Now we reach our apparent dilemma. From almost entire agreement as to the distribution of the three principal physical characteristics each by itself, Deniker reaches widely different conclusions as to their combination into racial types, from nearly every standard authority in Europe. . . Deniker differs from all others in combining his three separate physical traits into six principal races and four or more sub-races, to which entirely new names, unknown to anthropologists heretofore, are assigned. This seemingly unnecessary rejection of time-honoured names adds greatly to the difficulty of comparing his conclusions with those of others. . . .

The fact that from the same data such widely variant racial conclusions may be drawn is, at first sight, calculated to shake one’s confidence in the whole attempt at a systematic somatological classification of the population of Europe. This we believe to be an unjustifiable inference. Deniker is too well equipped an anthropologist to go astray in such matters . . . . What, then, is the matter? . . .

The controversy involves, it seems to us, a question which has been much discussed of late by naturalists concerning the definition of the word “type.” For in anthropology the term “race”—alas! so often lightly used—corresponds in many respects to the word “type” in zoology.

Deniker’s elaborate scheme of six main, and four secondary, races, is, in reality, not a classification of “races” at all, in the sense in which Topinard and others have so clearly defined it. It is rather a classification of existing varieties. Here is Topinard’s definition of the word “race”: It is “in the present state of things an abstract conception, a notion of continuity in discontinuity, of unity in diversity. It is the rehabilitation of a real but directly unattainable thing.” Apply this criterion to Deniker’s six “races” and four “sub-races.” Is there any ideality about them?
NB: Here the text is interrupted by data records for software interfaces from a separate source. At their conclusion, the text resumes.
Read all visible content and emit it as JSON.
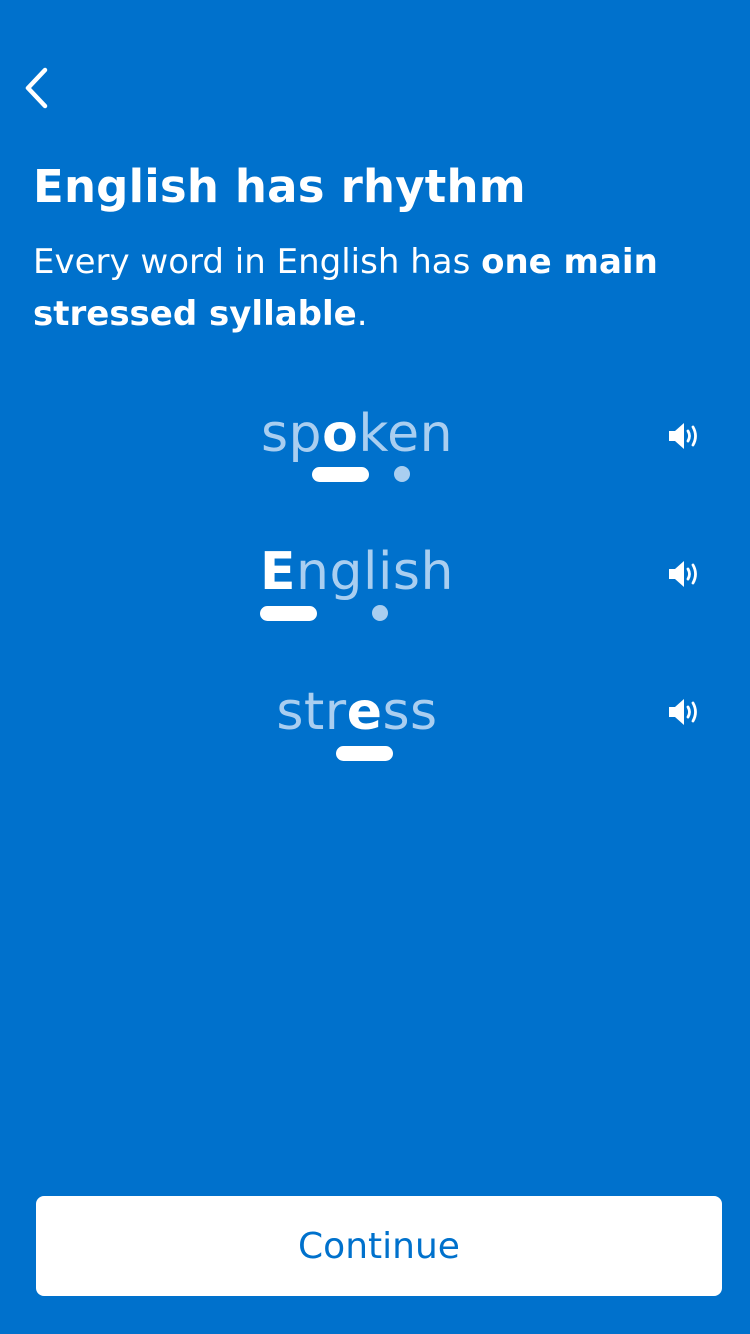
{
  "header": {
    "back_icon": "chevron-left-icon",
    "title": "English has rhythm"
  },
  "intro": {
    "text_before": "Every word in English has ",
    "text_bold": "one main stressed syllable",
    "text_after": "."
  },
  "words": [
    {
      "word": "spoken",
      "segments": [
        {
          "text": "sp",
          "stressed": false
        },
        {
          "text": "o",
          "stressed": true
        },
        {
          "text": "ken",
          "stressed": false
        }
      ],
      "rhythm": [
        "stressed",
        "unstressed"
      ],
      "audio_icon": "speaker-icon"
    },
    {
      "word": "English",
      "segments": [
        {
          "text": "E",
          "stressed": true
        },
        {
          "text": "nglish",
          "stressed": false
        }
      ],
      "rhythm": [
        "stressed",
        "unstressed"
      ],
      "audio_icon": "speaker-icon"
    },
    {
      "word": "stress",
      "segments": [
        {
          "text": "str",
          "stressed": false
        },
        {
          "text": "e",
          "stressed": true
        },
        {
          "text": "ss",
          "stressed": false
        }
      ],
      "rhythm": [
        "stressed"
      ],
      "audio_icon": "speaker-icon"
    }
  ],
  "footer": {
    "continue_label": "Continue"
  },
  "colors": {
    "background": "#0071CC",
    "stressed": "#FFFFFF",
    "unstressed": "#A9CEF0",
    "button_text": "#0071CC"
  }
}
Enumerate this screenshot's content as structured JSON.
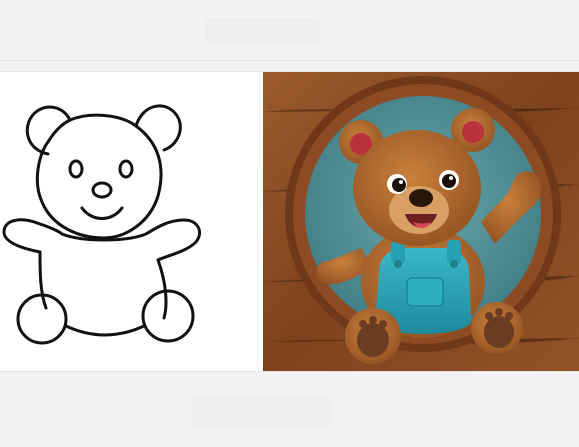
{
  "page": {
    "background_color": "#f3f3f4",
    "card_color": "#ffffff"
  },
  "left_image": {
    "kind": "line-art teddy bear outline",
    "stroke_color": "#111111"
  },
  "right_image": {
    "kind": "colored 3D teddy bear in blue overalls waving",
    "fur_color": "#a8612a",
    "overalls_color": "#29a3b5",
    "circle_backdrop_color": "#4e8f96",
    "wood_color": "#8a4a22"
  }
}
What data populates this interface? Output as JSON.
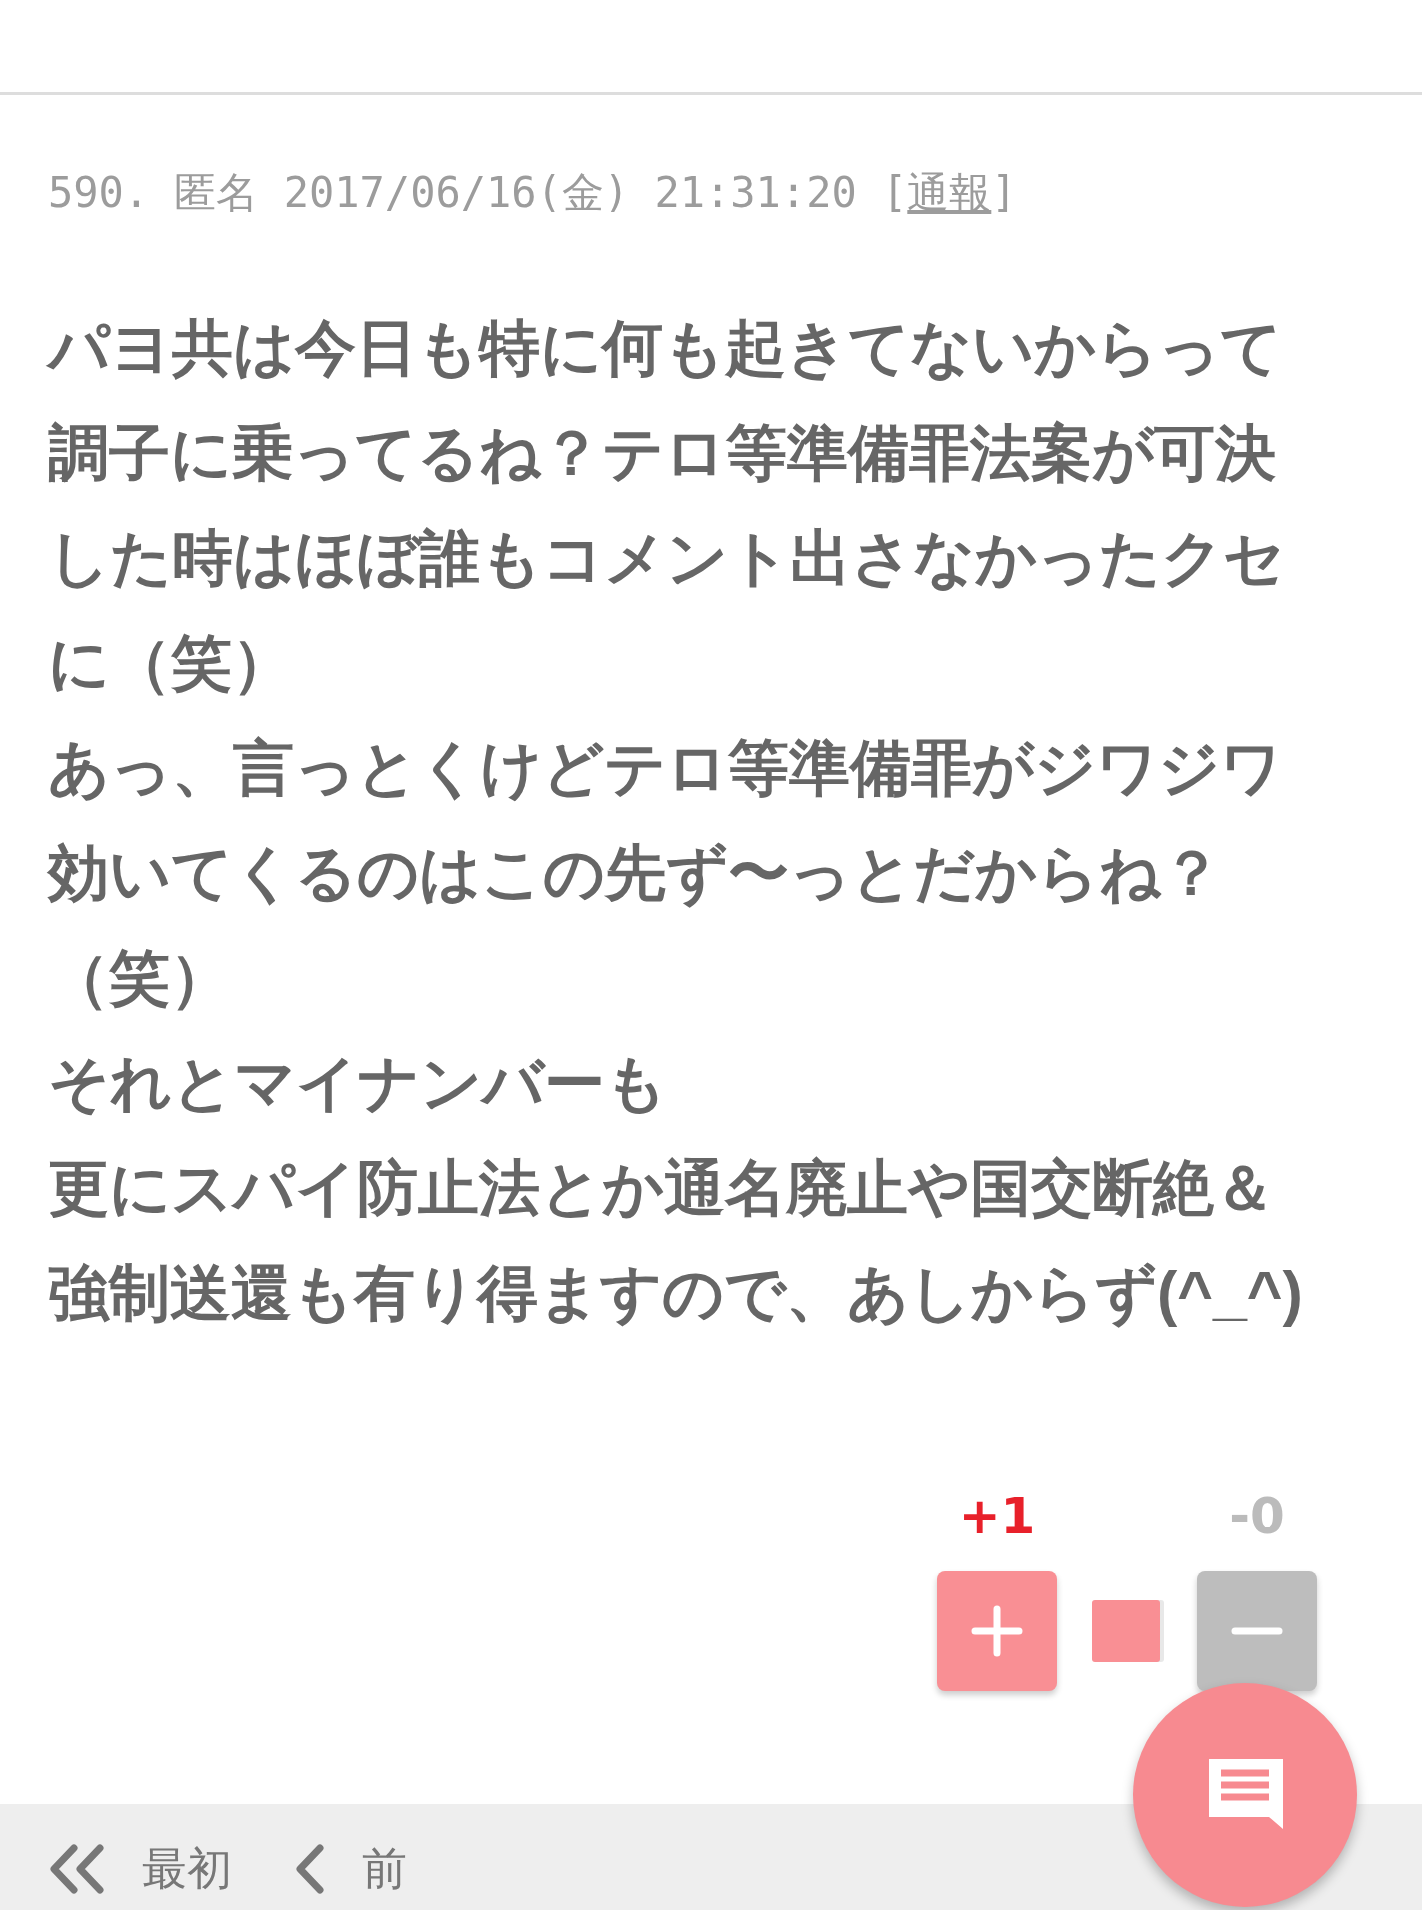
{
  "post": {
    "meta_text": "590. 匿名 2017/06/16(金) 21:31:20 [",
    "report_link": "通報",
    "meta_end": "]",
    "body": [
      "パヨ共は今日も特に何も起きてないからって調子に乗ってるね？テロ等準備罪法案が可決した時はほぼ誰もコメント出さなかったクセに（笑）",
      "あっ、言っとくけどテロ等準備罪がジワジワ効いてくるのはこの先ず〜っとだからね？（笑）",
      "それとマイナンバーも",
      "更にスパイ防止法とか通名廃止や国交断絶＆",
      "強制送還も有り得ますので、あしからず(^_^)"
    ]
  },
  "votes": {
    "plus_count": "+1",
    "minus_count": "-0"
  },
  "nav": [
    {
      "kind": "first",
      "label": "最初"
    },
    {
      "kind": "prev",
      "label": "前"
    }
  ]
}
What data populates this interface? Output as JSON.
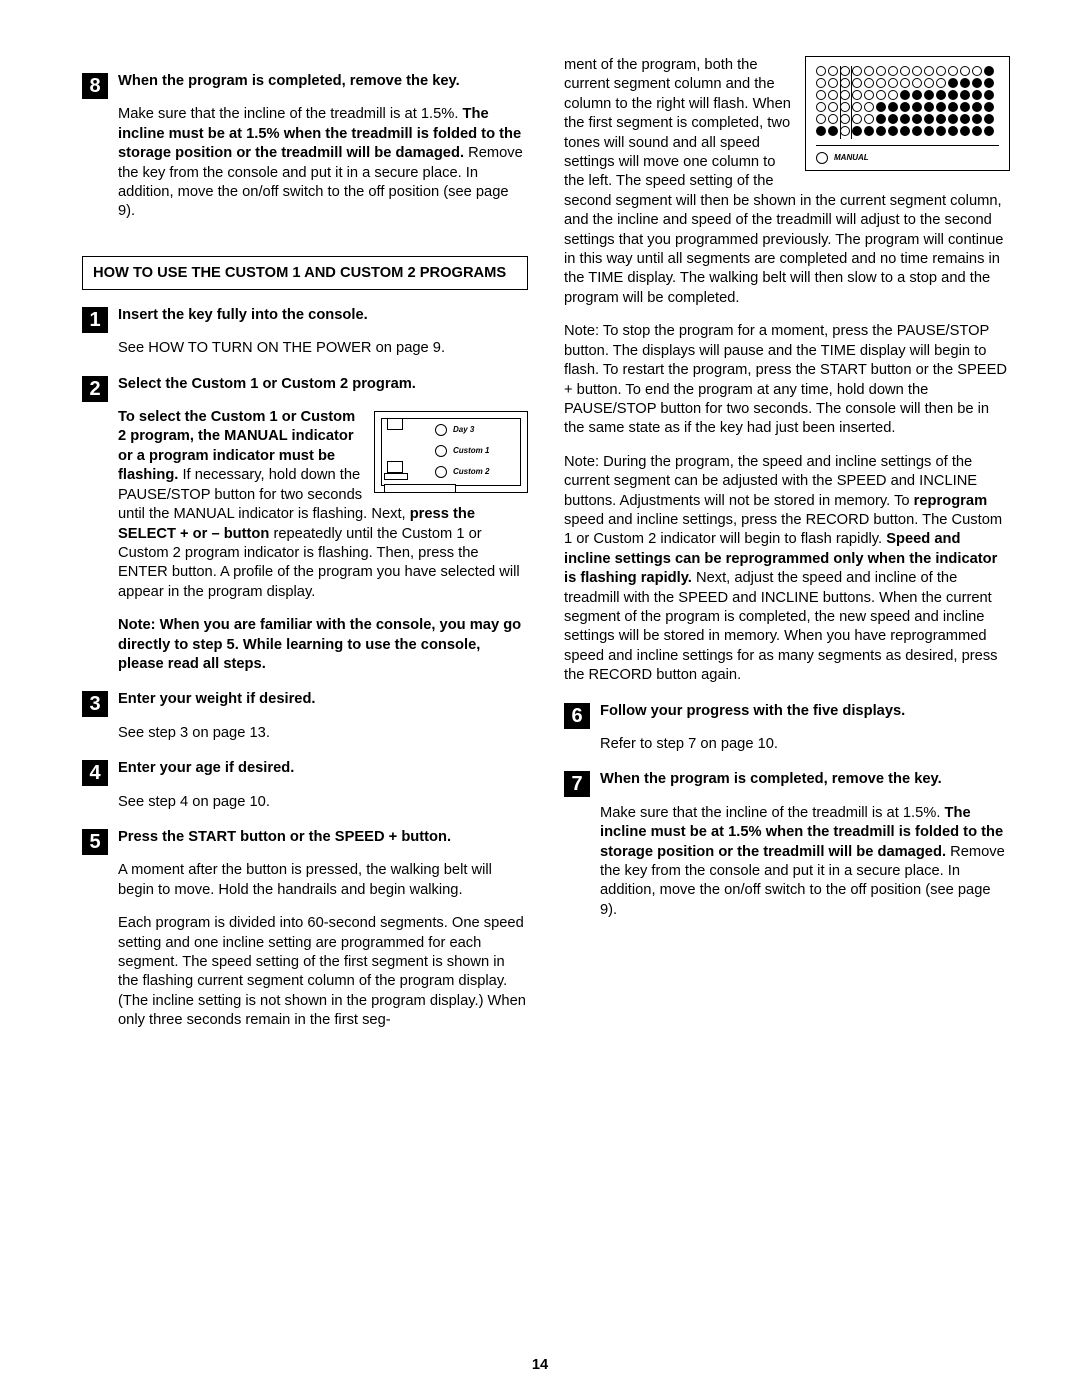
{
  "pageNumber": "14",
  "left": {
    "step8": {
      "num": "8",
      "title": "When the program is completed, remove the key.",
      "p1a": "Make sure that the incline of the treadmill is at 1.5%. ",
      "p1b": "The incline must be at 1.5% when the treadmill is folded to the storage position or the treadmill will be damaged.",
      "p1c": " Remove the key from the console and put it in a secure place. In addition, move the on/off switch to the off position (see page 9)."
    },
    "box_title": "HOW TO USE THE CUSTOM 1 AND CUSTOM 2 PROGRAMS",
    "step1": {
      "num": "1",
      "title": "Insert the key fully into the console.",
      "p": "See HOW TO TURN ON THE POWER on page 9."
    },
    "step2": {
      "num": "2",
      "title": "Select the Custom 1 or Custom 2  program.",
      "p1a": "To select the Custom 1 or Custom 2 program, the MANUAL indicator or a program indicator must be flashing.",
      "p1b": " If necessary, hold down the PAUSE/STOP button for two seconds until the MANUAL indicator is flashing. Next, ",
      "p1c": "press the SELECT + or – button",
      "p1d": " repeatedly until the Custom 1 or Custom 2 program indicator is flashing. Then, press the ENTER button. A profile of the program you have selected will appear in the program display.",
      "note": "Note: When you are familiar with the console, you may go directly to step 5. While learning to use the console, please read all steps.",
      "fig": {
        "day3": "Day 3",
        "c1": "Custom 1",
        "c2": "Custom 2"
      }
    },
    "step3": {
      "num": "3",
      "title": "Enter your weight if desired.",
      "p": "See step 3 on page 13."
    },
    "step4": {
      "num": "4",
      "title": "Enter your age if desired.",
      "p": "See step 4 on page 10."
    },
    "step5": {
      "num": "5",
      "title": "Press the START button or the SPEED + button.",
      "p1": "A moment after the button is pressed, the walking belt will begin to move. Hold the handrails and begin walking.",
      "p2": "Each program is divided into 60-second segments. One speed setting and one incline setting are programmed for each segment. The speed setting of the first segment is shown in the flashing current segment column of the program display. (The incline setting is not shown in the program display.) When only three seconds remain in the first seg-"
    }
  },
  "right": {
    "cont": "ment of the program, both the current segment column and the column to the right will flash. When the first segment is completed, two tones will sound and all speed settings will move one column to the left. The speed setting of the second segment will then be shown in the current segment column, and the incline and speed of the treadmill will adjust to the second settings that you programmed previously. The program will continue in this way until all segments are completed and no time remains in the TIME display. The walking belt will then slow to a stop and the program will be completed.",
    "note1": "Note: To stop the program for a moment, press the PAUSE/STOP button. The displays will pause and the TIME display will begin to flash. To restart the program, press the START button or the SPEED + button. To end the program at any time, hold down the PAUSE/STOP button for two seconds. The console will then be in the same state as if the key had just been inserted.",
    "note2a": "Note: During the program, the speed and incline settings of the current segment can be adjusted with the SPEED and INCLINE buttons. Adjustments will not be stored in memory. To ",
    "note2b": "reprogram",
    "note2c": " speed and incline settings, press the RECORD button. The Custom 1 or Custom 2 indicator will begin to flash rapidly. ",
    "note2d": "Speed and incline settings can be reprogrammed only when the indicator is flashing rapidly.",
    "note2e": " Next, adjust the speed and incline of the treadmill with the SPEED and INCLINE buttons. When the current segment of the program is completed, the new speed and incline settings will be stored in memory. When you have reprogrammed speed and incline settings for as many segments as desired, press the RECORD button again.",
    "step6": {
      "num": "6",
      "title": "Follow your progress with the five displays.",
      "p": "Refer to step 7 on page 10."
    },
    "step7": {
      "num": "7",
      "title": "When the program is completed, remove the key.",
      "p1a": "Make sure that the incline of the treadmill is at 1.5%. ",
      "p1b": "The incline must be at 1.5% when the treadmill is folded to the storage position or the treadmill will be damaged.",
      "p1c": " Remove the key from the console and put it in a secure place. In addition, move the on/off switch to the off position (see page 9)."
    },
    "fig_manual": "MANUAL",
    "profile_rows": [
      [
        0,
        0,
        0,
        0,
        0,
        0,
        0,
        0,
        0,
        0,
        0,
        0,
        0,
        0,
        1
      ],
      [
        0,
        0,
        0,
        0,
        0,
        0,
        0,
        0,
        0,
        0,
        0,
        1,
        1,
        1,
        1
      ],
      [
        0,
        0,
        0,
        0,
        0,
        0,
        0,
        1,
        1,
        1,
        1,
        1,
        1,
        1,
        1
      ],
      [
        0,
        0,
        0,
        0,
        0,
        1,
        1,
        1,
        1,
        1,
        1,
        1,
        1,
        1,
        1
      ],
      [
        0,
        0,
        0,
        0,
        0,
        1,
        1,
        1,
        1,
        1,
        1,
        1,
        1,
        1,
        1
      ],
      [
        1,
        1,
        0,
        1,
        1,
        1,
        1,
        1,
        1,
        1,
        1,
        1,
        1,
        1,
        1
      ]
    ]
  }
}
Is there any “unity” in his scheme? . . .

The primary reason why, we affirm, Deniker has not carried his analysis far enough really to have discovered “races” lies in his neglect to eliminate all the modifying influences of environment, physical or social; of selection in its various phases; and of those other disturbing factors; which, together with the direct and perhaps predominant influences of heredity, constitute the figure of man as he stands. Wherever Deniker has spied a more or less stable combination of traits, he has hit upon it as a race, to paraphrase a well-known injunction. . . .

Only one great, insurmountable obstacle stands in the way of the ardent evolutionist who would finally run even the three primary types to earth in the far distant past. How shall we ever reconcile the polar difference in every respect between the broad-headed Asiatic type of central Europe and its two dolichocephalic neighbours on the north and south. Suppose, as we have done, that even these last two finally are traceable to a common African source, are we to confess the existence of two distinct and primary forms of the genus Homo—one Asiatic and one African? are we to deny, in other words, the fundamental unity of the human species? We are entering upon the field of speculation pure and simple.

C. Loring Brace, “‘Physical’ Anthropology at the Turn of the Last Century,” in Michael A. Little and Kenneth A. R. Kennedy, eds., Histories of American Anthropology in the Twentieth Century (Lanham:  Rowman & Littlefield, 2010), 25-54.  

Nancy Stepan, “Race after Darwin:  The World of the Physical Anthropologists,” in The Idea of Race in Science:  Great Britain, 1800-1960 (Houndsmills:  Macmillan Press, 1982), 83-110.  

Herbert H. Odom, “Generalizations on Race in Nineteenth-Century Physical Anthropology,” Isis 58 (Spring, 1967) 1: 4-18.

George W. Stocking, Jr., “The Persistence of Polygenist Thought in Post-Darwinian Anthropology,” in Race, Culture, and Evolution:  Essays in the History of Anthropology (Chicago:  University of Chicago Press, 1982), 42-68.